The unit can also be wired to run continuously or wired into the main refrigeration system to run at the same time.

The power used by the fan motors is small being less than two hundred watts when the rate of air replacement in the store room is two hundred and fifty litres per second, so that the operating heat produced by the fan motor which has been designed to be outside the coolroom has virtually no effect on the temperature prevailing inside the storeroom.

As the arrangement does not involve re-circulation of the air in the room, the use of a scrubbing apparatus and the attendant costs are avoided. Thus only small heat losses are incurred by the operation of the apparatus and it operates with an improved performance and a higher overall efficiency than the previously used scrubbing apparatus.

Although the use of the invention in this embodiment is described in conjunction with a fruit store room has been specifically described, the invention is equally usable in any situation where it is desired to maintain the atmospheric conditions in a confined space while achieving economies in capital and running costs. Such confined spaces may comprise, for example, storage rooms or compartments for fish or meat which both require the maintenance of a certain humidity and constant low temperature in order to reduce the incidence of drying out or spoiling of the stored produce. Due to no drain being required, the apparatus is also ideally suited to ventilate shipping containers used to transport produce or food products, or other products that need air ventilation because of contaminated air. The unit could also be used in vehicles used to transport food in cold storage compartments.

In another embodiment the invention comprises the heat exchanger described in 5, 829, 513, but utilising a moisture permeable material for the heat conductive material foil. As with the earlier described embodiments the moisture permeable material may be a fine woven plastic material or paper with a high water strength texture than can transfer both sensible and latent heat. One suitable type of paper, is kraft paper weighing about 45 grams per square meter, which has been described earlier.
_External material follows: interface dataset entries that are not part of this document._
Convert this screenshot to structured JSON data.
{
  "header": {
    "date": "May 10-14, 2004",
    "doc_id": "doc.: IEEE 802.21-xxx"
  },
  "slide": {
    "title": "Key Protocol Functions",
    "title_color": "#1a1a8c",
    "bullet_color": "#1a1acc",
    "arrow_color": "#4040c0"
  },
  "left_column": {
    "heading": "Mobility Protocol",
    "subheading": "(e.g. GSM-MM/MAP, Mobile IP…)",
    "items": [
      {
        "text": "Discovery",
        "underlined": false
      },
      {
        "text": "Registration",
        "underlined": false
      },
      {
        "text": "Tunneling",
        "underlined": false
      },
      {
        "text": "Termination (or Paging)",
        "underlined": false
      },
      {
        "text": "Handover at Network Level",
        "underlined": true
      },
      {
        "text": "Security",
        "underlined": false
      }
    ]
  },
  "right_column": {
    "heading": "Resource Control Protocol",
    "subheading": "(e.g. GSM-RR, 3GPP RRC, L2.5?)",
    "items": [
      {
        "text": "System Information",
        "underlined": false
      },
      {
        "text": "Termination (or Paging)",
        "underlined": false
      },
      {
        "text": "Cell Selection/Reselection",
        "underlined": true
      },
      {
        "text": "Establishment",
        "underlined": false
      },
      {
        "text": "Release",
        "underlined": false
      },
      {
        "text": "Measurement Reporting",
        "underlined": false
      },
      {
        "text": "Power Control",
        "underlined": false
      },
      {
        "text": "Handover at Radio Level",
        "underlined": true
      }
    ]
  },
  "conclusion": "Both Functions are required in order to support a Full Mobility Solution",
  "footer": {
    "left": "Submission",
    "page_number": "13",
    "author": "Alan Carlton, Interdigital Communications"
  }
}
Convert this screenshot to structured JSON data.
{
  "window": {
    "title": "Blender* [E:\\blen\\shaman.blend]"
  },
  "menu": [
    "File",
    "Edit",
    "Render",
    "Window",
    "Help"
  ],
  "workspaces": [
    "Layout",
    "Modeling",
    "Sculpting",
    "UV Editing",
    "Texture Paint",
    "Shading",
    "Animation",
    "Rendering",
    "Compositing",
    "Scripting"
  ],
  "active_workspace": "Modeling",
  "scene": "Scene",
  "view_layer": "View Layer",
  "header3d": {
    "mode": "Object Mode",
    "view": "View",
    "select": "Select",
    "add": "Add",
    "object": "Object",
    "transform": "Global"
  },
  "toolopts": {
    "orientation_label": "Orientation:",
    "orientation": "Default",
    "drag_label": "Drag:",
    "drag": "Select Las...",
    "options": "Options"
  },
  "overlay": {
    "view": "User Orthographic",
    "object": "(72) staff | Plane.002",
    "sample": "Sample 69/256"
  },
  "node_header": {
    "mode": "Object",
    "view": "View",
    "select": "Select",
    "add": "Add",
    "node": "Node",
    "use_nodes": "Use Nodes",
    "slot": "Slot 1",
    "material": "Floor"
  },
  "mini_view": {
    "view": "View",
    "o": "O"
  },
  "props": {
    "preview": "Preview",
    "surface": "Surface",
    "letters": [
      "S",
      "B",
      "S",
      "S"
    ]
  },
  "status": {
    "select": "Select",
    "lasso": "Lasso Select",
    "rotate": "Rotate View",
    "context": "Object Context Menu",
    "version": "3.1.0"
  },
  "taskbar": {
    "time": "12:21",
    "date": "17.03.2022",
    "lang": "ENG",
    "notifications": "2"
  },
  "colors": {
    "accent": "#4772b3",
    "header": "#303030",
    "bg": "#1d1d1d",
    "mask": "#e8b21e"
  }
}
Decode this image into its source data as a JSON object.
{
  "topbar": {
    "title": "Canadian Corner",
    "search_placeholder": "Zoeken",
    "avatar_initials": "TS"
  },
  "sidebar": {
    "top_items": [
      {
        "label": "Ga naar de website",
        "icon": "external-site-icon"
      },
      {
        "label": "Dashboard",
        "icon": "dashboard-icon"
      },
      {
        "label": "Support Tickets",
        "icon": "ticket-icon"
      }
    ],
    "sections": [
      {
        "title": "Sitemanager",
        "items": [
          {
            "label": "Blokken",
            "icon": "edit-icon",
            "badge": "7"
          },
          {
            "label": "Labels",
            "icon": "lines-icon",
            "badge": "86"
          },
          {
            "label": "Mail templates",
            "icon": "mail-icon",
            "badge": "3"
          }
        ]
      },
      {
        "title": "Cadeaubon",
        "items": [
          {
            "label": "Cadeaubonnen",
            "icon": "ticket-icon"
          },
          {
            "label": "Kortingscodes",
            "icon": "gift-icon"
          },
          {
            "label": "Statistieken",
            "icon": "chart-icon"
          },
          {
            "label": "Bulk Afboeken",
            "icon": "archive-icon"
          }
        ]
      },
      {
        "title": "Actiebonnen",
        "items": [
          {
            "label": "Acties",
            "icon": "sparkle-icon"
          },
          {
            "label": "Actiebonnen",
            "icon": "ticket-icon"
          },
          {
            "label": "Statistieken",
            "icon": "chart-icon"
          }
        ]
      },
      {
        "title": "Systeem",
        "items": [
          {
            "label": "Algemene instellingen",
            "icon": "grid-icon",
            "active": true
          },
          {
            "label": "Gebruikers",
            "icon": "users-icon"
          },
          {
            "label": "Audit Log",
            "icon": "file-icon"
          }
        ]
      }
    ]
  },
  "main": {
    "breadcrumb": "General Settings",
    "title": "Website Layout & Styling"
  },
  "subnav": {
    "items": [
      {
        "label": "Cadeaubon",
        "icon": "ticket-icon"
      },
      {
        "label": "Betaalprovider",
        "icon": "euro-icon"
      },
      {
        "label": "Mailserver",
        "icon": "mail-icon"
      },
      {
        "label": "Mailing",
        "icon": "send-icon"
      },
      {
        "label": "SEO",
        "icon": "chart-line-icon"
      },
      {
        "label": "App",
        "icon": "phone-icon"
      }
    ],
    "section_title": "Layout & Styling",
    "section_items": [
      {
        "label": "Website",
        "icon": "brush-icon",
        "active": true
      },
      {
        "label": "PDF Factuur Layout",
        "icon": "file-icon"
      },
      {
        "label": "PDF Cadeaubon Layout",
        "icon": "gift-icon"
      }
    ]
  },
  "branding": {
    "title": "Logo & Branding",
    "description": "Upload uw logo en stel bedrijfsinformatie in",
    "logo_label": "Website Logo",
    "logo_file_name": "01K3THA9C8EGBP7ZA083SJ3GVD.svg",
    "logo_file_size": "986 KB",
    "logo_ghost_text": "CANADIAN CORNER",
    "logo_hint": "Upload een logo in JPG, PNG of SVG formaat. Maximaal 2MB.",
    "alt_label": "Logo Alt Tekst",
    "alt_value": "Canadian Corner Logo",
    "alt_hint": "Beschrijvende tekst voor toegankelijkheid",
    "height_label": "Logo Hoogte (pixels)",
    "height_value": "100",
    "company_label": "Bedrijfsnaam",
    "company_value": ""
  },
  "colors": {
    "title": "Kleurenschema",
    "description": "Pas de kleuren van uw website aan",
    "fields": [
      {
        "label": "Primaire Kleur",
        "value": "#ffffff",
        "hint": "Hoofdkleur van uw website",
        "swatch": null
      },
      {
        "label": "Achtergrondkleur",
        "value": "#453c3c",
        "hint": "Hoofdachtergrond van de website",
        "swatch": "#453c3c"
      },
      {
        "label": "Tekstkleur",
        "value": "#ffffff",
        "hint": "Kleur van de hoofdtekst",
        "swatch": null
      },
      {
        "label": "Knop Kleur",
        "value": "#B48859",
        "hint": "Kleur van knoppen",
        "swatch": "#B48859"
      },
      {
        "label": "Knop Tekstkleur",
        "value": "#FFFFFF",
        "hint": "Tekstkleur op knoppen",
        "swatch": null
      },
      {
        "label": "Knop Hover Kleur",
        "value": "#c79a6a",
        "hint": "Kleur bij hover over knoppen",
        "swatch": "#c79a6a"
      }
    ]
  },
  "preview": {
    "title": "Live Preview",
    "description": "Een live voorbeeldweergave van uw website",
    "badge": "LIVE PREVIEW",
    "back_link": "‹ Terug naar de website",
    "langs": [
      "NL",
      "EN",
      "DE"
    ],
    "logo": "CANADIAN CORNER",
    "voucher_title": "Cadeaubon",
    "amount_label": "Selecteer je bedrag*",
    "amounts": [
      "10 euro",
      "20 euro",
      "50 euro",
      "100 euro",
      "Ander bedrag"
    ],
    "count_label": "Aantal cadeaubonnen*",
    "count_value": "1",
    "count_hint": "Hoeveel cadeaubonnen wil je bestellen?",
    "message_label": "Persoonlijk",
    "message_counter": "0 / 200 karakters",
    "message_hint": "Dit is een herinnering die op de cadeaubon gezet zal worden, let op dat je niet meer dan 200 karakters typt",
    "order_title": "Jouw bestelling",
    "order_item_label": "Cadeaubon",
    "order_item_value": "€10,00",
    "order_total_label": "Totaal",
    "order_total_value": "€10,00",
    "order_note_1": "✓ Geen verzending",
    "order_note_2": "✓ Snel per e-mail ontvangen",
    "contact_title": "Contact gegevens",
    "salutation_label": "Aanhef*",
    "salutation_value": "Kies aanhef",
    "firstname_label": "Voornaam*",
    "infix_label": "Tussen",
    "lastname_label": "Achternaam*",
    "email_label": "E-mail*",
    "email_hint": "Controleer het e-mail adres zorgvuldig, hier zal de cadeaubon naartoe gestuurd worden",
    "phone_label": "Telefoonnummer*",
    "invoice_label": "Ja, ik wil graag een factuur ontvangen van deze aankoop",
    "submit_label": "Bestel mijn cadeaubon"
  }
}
Although the invention has been described with reference to specific examples, it will be appreciated by those skilled in the art that the invention may be embodied in many other forms.